U.S. Classification438/693, 438/694, 438/690, 438/691, 257/E21.242, 257/E21.244, 438/692
International ClassificationH01L21/3105
Cooperative ClassificationH01L21/31058, H01L21/31053
European ClassificationH01L21/3105B2, H01L21/3105P
Legal Events
DateCodeEventDescription
Aug 18, 2009FPExpired due to failure to pay maintenance fee
Effective date: 20090626
Jun 26, 2009LAPSLapse for failure to pay maintenance fees
Jan 5, 2009REMIMaintenance fee reminder mailed
Sep 27, 2004FPAYFee payment
Year of fee payment: 4

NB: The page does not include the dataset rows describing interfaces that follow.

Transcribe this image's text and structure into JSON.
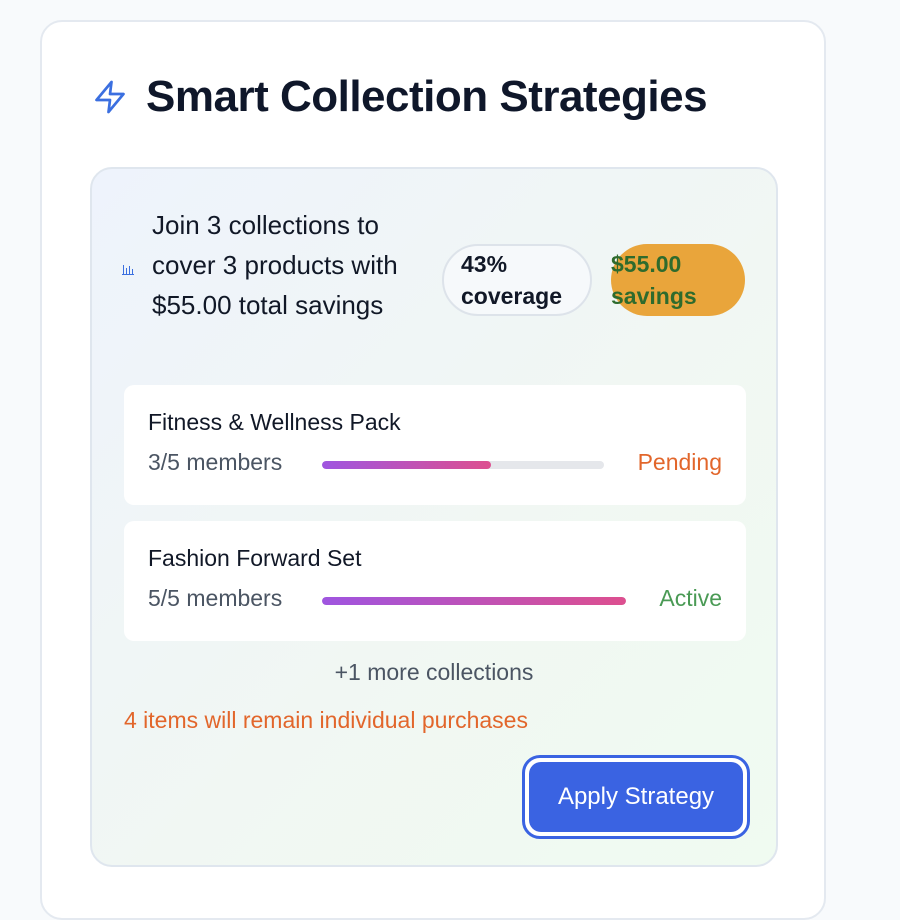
{
  "header": {
    "title": "Smart Collection Strategies",
    "icon": "lightning-bolt-icon"
  },
  "summary": {
    "text": "Join 3 collections to cover 3 products with $55.00 total savings",
    "icon": "bar-chart-icon",
    "coverage_label": "43% coverage",
    "coverage_fraction": 0.43,
    "savings_label": "$55.00 savings"
  },
  "collections": [
    {
      "name": "Fitness & Wellness Pack",
      "members_label": "3/5 members",
      "members_current": 3,
      "members_total": 5,
      "status": "Pending",
      "status_color": "#e2662b"
    },
    {
      "name": "Fashion Forward Set",
      "members_label": "5/5 members",
      "members_current": 5,
      "members_total": 5,
      "status": "Active",
      "status_color": "#4a9a55"
    }
  ],
  "more_collections": "+1 more collections",
  "remaining_note": "4 items will remain individual purchases",
  "actions": {
    "apply_label": "Apply Strategy"
  },
  "colors": {
    "accent": "#3a63e2",
    "savings_bg": "#e9a53b",
    "savings_text": "#2e6b2d",
    "warning": "#e2662b",
    "success": "#4a9a55",
    "progress_start": "#9f55e0",
    "progress_end": "#dd4f8f"
  }
}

May 3, 1999ASAssignment
Owner name: WINBOND ELECTRONICS CORP., TAIWAN
Free format text: ASSIGNMENT OF ASSIGNORS INTEREST;ASSIGNOR:LIU, PING;REEL/FRAME:009941/0838
Effective date: 19990413